■ TASK DETAILS
Give the data back exactly as it stands.

▼

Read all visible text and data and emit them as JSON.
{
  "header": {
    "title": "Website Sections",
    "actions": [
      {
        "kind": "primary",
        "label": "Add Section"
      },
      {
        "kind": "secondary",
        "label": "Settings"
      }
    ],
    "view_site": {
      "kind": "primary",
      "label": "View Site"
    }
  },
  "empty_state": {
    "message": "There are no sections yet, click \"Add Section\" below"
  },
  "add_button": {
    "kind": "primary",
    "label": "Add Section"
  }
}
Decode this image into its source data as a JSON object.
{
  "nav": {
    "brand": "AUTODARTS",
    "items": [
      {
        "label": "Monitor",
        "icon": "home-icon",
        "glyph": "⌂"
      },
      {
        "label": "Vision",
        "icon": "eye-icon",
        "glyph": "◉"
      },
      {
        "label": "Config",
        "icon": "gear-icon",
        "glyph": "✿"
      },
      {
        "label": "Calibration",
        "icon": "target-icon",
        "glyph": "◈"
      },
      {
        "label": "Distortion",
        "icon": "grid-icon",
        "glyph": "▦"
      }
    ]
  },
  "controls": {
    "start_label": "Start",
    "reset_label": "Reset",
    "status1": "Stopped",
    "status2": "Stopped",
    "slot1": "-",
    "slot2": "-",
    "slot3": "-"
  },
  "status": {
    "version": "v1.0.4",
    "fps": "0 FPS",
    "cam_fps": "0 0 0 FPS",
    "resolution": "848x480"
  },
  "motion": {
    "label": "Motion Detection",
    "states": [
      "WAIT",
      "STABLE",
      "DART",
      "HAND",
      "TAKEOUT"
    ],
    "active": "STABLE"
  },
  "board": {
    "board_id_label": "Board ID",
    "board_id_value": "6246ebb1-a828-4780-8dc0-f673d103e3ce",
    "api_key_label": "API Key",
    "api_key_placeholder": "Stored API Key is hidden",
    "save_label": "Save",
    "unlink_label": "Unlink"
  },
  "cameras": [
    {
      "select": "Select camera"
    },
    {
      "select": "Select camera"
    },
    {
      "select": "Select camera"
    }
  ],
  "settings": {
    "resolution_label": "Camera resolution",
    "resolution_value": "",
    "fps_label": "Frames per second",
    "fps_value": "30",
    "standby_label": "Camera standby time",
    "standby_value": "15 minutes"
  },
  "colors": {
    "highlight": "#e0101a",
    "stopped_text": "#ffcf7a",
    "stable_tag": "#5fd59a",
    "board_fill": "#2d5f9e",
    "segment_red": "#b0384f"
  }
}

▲

■ ANSWER SECTION
Read all visible text and data and emit them as JSON.
{
  "header": {
    "title": "Website Sections",
    "actions": [
      {
        "kind": "primary",
        "label": "Add Section"
      },
      {
        "kind": "secondary",
        "label": "Settings"
      }
    ],
    "view_site": {
      "kind": "primary",
      "label": "View Site"
    }
  },
  "empty_state": {
    "message": "There are no sections yet, click \"Add Section\" below"
  },
  "add_button": {
    "kind": "primary",
    "label": "Add Section"
  }
}
Decode this image into its source data as a JSON object.
{
  "nav": {
    "brand": "AUTODARTS",
    "items": [
      {
        "label": "Monitor",
        "icon": "home-icon",
        "glyph": "⌂"
      },
      {
        "label": "Vision",
        "icon": "eye-icon",
        "glyph": "◉"
      },
      {
        "label": "Config",
        "icon": "gear-icon",
        "glyph": "✿"
      },
      {
        "label": "Calibration",
        "icon": "target-icon",
        "glyph": "◈"
      },
      {
        "label": "Distortion",
        "icon": "grid-icon",
        "glyph": "▦"
      }
    ]
  },
  "controls": {
    "start_label": "Start",
    "reset_label": "Reset",
    "status1": "Stopped",
    "status2": "Stopped",
    "slot1": "-",
    "slot2": "-",
    "slot3": "-"
  },
  "status": {
    "version": "v1.0.4",
    "fps": "0 FPS",
    "cam_fps": "0 0 0 FPS",
    "resolution": "848x480"
  },
  "motion": {
    "label": "Motion Detection",
    "states": [
      "WAIT",
      "STABLE",
      "DART",
      "HAND",
      "TAKEOUT"
    ],
    "active": "STABLE"
  },
  "board": {
    "board_id_label": "Board ID",
    "board_id_value": "6246ebb1-a828-4780-8dc0-f673d103e3ce",
    "api_key_label": "API Key",
    "api_key_placeholder": "Stored API Key is hidden",
    "save_label": "Save",
    "unlink_label": "Unlink"
  },
  "cameras": [
    {
      "select": "Select camera"
    },
    {
      "select": "Select camera"
    },
    {
      "select": "Select camera"
    }
  ],
  "settings": {
    "resolution_label": "Camera resolution",
    "resolution_value": "",
    "fps_label": "Frames per second",
    "fps_value": "30",
    "standby_label": "Camera standby time",
    "standby_value": "15 minutes"
  },
  "colors": {
    "highlight": "#e0101a",
    "stopped_text": "#ffcf7a",
    "stable_tag": "#5fd59a",
    "board_fill": "#2d5f9e",
    "segment_red": "#b0384f"
  }
}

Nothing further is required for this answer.